The Murfreesboro City Council voted unanimously to approve two amendments to the Murfreesboro Electric Department (MED) Pension Committee’s plan document during their special joint meeting last week.
The first amendment would correct typos made within the plan document, and the second would serve as a “self-correction” to rectify past administration methods that did not align with the document’s language.
“As a result of that past administration, benefits were calculated in a manner that was inconsistent with the requirements of the plan,” said City Attorney Adam Tucker, who pointed out that all of the plan miscalculations were to the benefit of employees.

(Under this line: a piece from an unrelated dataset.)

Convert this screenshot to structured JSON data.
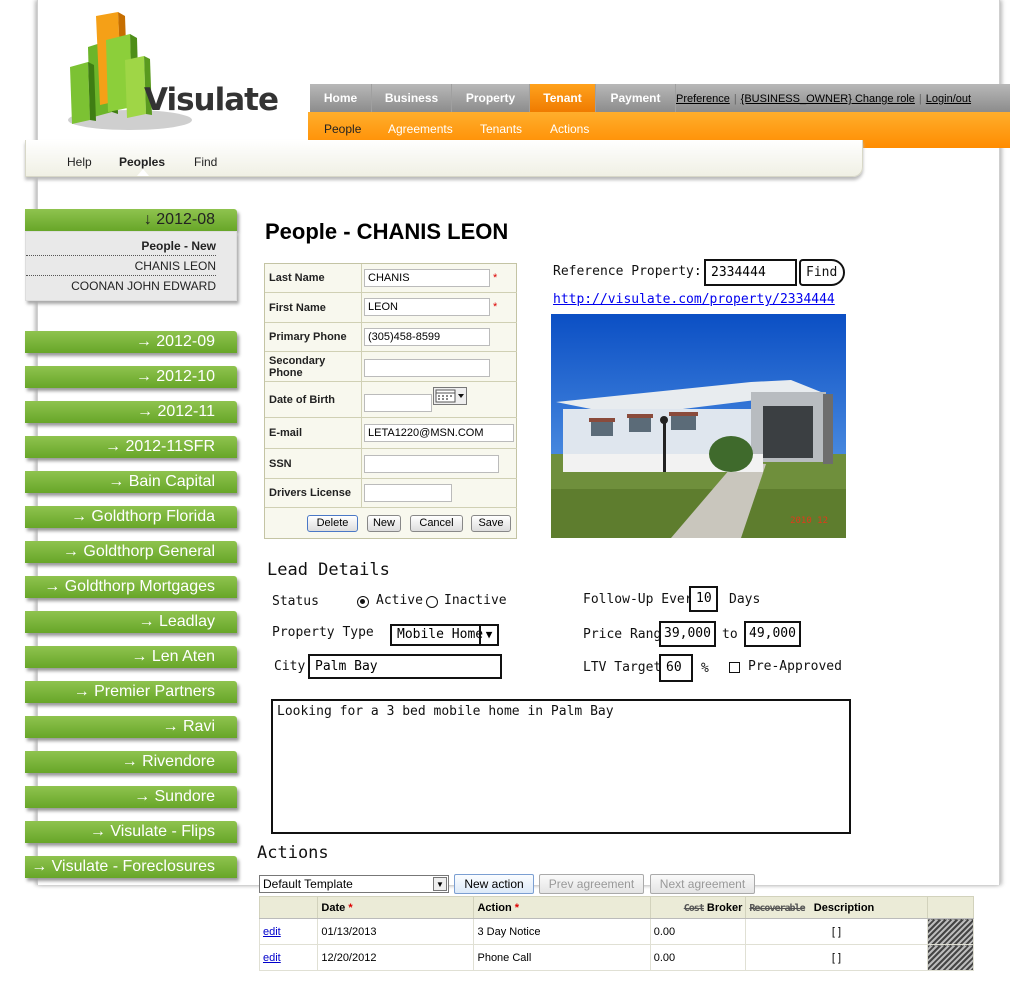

Councilman Rick LaLance pointed out that this “benefit of employees” is simultaneously at the “detriment of the ratepayer.”
The misinterpretation of the document creates a legal issue with the Internal Revenue Service’s requirements for a tax-exempt “qualified plan.”
The amendments up for approval were recommended for the city’s pension plan to maintain its qualified status. City staff reached out to Cowden Associates, Inc., an actuarial and consulting firm, for guidance about correcting the administrative issues.
Tucker said the two options brought to the table were to “claw back” $460,000 from beneficiaries and reduce benefits going forward or amend the plan language to match the past administrative practice.
The latter was the recommendation.
City Human Resources Director Pam Russell provided a timeline of events from the transition of MED to Middle Tennessee Electric Membership Corp. Russell said there was a meeting last year to sort through employee files and review the pension process.
“Time was also of the essence because seven active employees were eligible to retire on July 1, 2020,” said Russell.
HR Benefits Administrator Chris McFarlane worked with committee member Lori Williams, MED Certified Public Accountant (CPA), and P.D. Mynatt, MED Controller and Chief Financial Officer (CFO), to go over how the plan was to be administered. McFarlane was responsible for calculations of pension applicants, according to Russell.
The first deviation from the plan document was made in 2006, according to HR and Cowden’s findings. Misinterpretations of the plan document became apparent again around mid-2017.
Mayor Shane McFarland asked Mynatt why there was a change in plan administration for the individual employee who retired in 2006, and Mynatt said there had been no change.
“The plan has always been administered the same way from day one,” said Mynatt, “It predates me.”
LaLance asked for further clarification on the start of the 2019-2020 plan year and if the employee raises from Jan. 1, 2020 were included in the salary for the five highest consecutive earning years. An employee must work 1,000 hours within the plan year, starting July 1 and ending June 30, to receive High-Five eligibility for that year.
“The deviation occurs when you allow someone to get credit for a full plan year when they only maybe worked one day or a week or used benefit hours for one day,” McFarlane explained.
City Manager Craig Tindall said the plan states that the salary from the first day of the plan year is to be used in this High-Five calculation.
Tucker clarified this statement by listing the High-Five dates included for employees employed with MED on June 30, 2020 without the amendment in place. These dates are July 1, 2019, July 1, 2018, July 1, 2017, July 1 2016 and July 1, 2015.
The mayor went on to point out inconsistencies in how the plan was administered in relation to cash payouts for sick and vacation time.
One employee who retired in 2018 received a $77,000 cash payout without having worked 1,000 hours in the plan year, but another employee who retired the following year wasn’t given this option.
“Any which way you look at it, no matter how it was done in the 80s or 90s, it ain’t right,” said McFarland.
Tucker pointed out a pattern that was found in the plan with more employees choosing to retire in the first half of a plan year (second half of a calendar year) starting in mid-2017, when the opposite was true for previous years.
Williams said she wasn’t sure of the cause of this trend in retirement times but emphasized that it was the actuary, Michael Guyton, who calculated benefits not MED management or individual employees.
The awarded amount of benefits, based on employee start dates, retirement dates and High-Five years, was eventually signed off by management and the pension participant.
Williams said she had not read the plan document or the audits at the time.
LaLance suggested going outside the plan document and the amendment in order to write checks to the 36 pension plan participants who were not paid the same as the seven employees who had their benefits miscalculated.
He wants the Jan. 1, 2020 to June 30, 2020, period to be included.
“We would then calculate for each of those 36 people what the present value of that difference in their High-Five would be, and write them a check,” said LaLance. “I think that’s the only way you can fix it.”
McFarland said he thinks the check suggestion would be “almost like rewarding a bad mistake that was made.”
He said he’d be willing to put this discussion on “rank and file” but will not vote in favor of management receiving a cut of this money.
The MED Pension Committee will continue to oversee the pension plan following the approval of these two plan document amendments.